“It is a truly awful incident, heart-wrenching for everybody, particularly the families,” is how PSNI Assistant Chief Constable Mark Hamilton described the tragedy that befell the young of Cookstown on St Patrick's evening as they gathered for a disco at the town's Greenvale Hotel.
It is the dreaded news for any parent. The knock at the door, or the alert from the police to get to a destination quickly to, if they are lucky, pick up their children.
Morgan Barnard and Lauren Bullock, both 17 and 16-year-old Connor Currie all died, crushed to death in what has been described as a stampede. Not even the age to vote or legally consume alcohol, lives snatched from them before they tasted adulthood.I was only ever in Cookstown once in my life.
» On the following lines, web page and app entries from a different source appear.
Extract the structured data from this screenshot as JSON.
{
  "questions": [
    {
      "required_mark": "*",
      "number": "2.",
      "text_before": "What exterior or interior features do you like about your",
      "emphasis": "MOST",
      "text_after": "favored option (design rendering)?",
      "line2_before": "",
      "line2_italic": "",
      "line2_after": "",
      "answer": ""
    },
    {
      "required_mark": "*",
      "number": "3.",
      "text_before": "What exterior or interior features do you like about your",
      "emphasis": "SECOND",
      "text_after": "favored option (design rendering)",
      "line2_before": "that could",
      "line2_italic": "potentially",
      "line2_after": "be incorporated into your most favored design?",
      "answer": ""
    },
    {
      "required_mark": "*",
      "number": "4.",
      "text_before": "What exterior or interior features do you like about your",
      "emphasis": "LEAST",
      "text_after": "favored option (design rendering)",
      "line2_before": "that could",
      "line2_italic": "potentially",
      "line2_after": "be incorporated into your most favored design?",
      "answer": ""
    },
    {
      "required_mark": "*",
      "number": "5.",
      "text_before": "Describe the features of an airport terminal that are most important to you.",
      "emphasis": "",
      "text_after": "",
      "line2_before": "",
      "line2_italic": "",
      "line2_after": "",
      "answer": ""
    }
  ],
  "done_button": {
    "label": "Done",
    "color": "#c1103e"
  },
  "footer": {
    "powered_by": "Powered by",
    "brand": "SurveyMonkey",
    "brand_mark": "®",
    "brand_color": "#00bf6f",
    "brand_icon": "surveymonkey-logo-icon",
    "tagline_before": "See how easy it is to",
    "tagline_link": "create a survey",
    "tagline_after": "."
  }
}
It is inseparable in my mind from an old and close friend whom I spent time with in the H Blocks, although he lives outside the town these days. These situations invariably arrive with the uncomfortable awareness that in seeking pass over for our friends, it is inevitably passed onto others whose loss is no less real.
On Sunday night, my teenage daughter headed off to Dublin for a concert with her boyfriend. She has been in Dublin a lot. I even had her working alongside me for a couple of days last summer so that she could pick up a few quid. She is at that age where the old Abba disco song, Money, Money, Money, is well rehearsed and loudly renditioned. The parents of the dead teens of Cookstown would dearly love to trade the silence of their children for the sound of importuning.
This was her first late night in Dublin on her own steam. Just turned 18 she has come of age and makes her own decisions. The world is for growing up in and the only way to grow up in it is to go out into it. As parents we didn’t expect anything untoward to happen. Still, when we heard the small hours key in the door, sleep came much more easily after that. The nagging thought is always there. Many years ago my mother told me that she never enjoyed her children after the death of my sister. From that point on she just worried too much about their safety.
Eimear Tallon in a harrowing account of events outside the hotel wrote the following on her Facebook page:
Unfortunately, a friend of mine who I had seen in the line and chatted to minutes beforehand has died. Morgan and the two other angels, just like the rest of us, left their families last night for an enjoyable night out but unlike the rest of us, they didn’t make it home. My heart breaks for their poor families.
There is no sugar coating what happened last night. As it got serious, we banged the windows of the hotel and tried to get help. The people inside simply looked away. While this was happening the gates were still locked and the bouncers were no help. If it wasn’t for the young people doing the right thing and ringing the police, the situation could’ve been so much worse.
The truth is, this could’ve been prevented.
Moving from distraught to determined, the presence of mind coupled to the composure required to pull it all together so shortly after an incident in which she could easily have lost her own life, Ms Tallon's description is nothing short of remarkable.
No one set out to cause Sunday evening's terrible event. Nevertheless, Eimear Tallon’s call for no sugar coating and her insistence that this was a preventable tragedy is very telling. If people did what they should not have done, or failed to do what they should have done, if they were of no help when they could have been, or looked away from children they should have been looking out for, the families of the three teenagers deserve to know. They sent their children out to dance not to die.